Problem to work on: Repeat the data exactly, every last line of it.

Data section:
------------------------------------

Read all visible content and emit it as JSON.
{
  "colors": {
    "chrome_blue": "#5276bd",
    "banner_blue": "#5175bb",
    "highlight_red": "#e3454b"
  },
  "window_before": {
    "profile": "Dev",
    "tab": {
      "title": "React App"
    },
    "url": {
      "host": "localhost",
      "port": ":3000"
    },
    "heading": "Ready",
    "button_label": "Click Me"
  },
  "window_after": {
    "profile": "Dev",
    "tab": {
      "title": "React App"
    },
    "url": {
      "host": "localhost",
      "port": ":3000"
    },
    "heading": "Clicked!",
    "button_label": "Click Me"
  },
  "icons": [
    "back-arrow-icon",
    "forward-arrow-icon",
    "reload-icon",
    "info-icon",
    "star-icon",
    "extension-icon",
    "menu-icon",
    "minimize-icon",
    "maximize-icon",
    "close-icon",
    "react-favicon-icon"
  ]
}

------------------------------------

Result of this exercise:
Read all visible content and emit it as JSON.
{
  "colors": {
    "chrome_blue": "#5276bd",
    "banner_blue": "#5175bb",
    "highlight_red": "#e3454b"
  },
  "window_before": {
    "profile": "Dev",
    "tab": {
      "title": "React App"
    },
    "url": {
      "host": "localhost",
      "port": ":3000"
    },
    "heading": "Ready",
    "button_label": "Click Me"
  },
  "window_after": {
    "profile": "Dev",
    "tab": {
      "title": "React App"
    },
    "url": {
      "host": "localhost",
      "port": ":3000"
    },
    "heading": "Clicked!",
    "button_label": "Click Me"
  },
  "icons": [
    "back-arrow-icon",
    "forward-arrow-icon",
    "reload-icon",
    "info-icon",
    "star-icon",
    "extension-icon",
    "menu-icon",
    "minimize-icon",
    "maximize-icon",
    "close-icon",
    "react-favicon-icon"
  ]
}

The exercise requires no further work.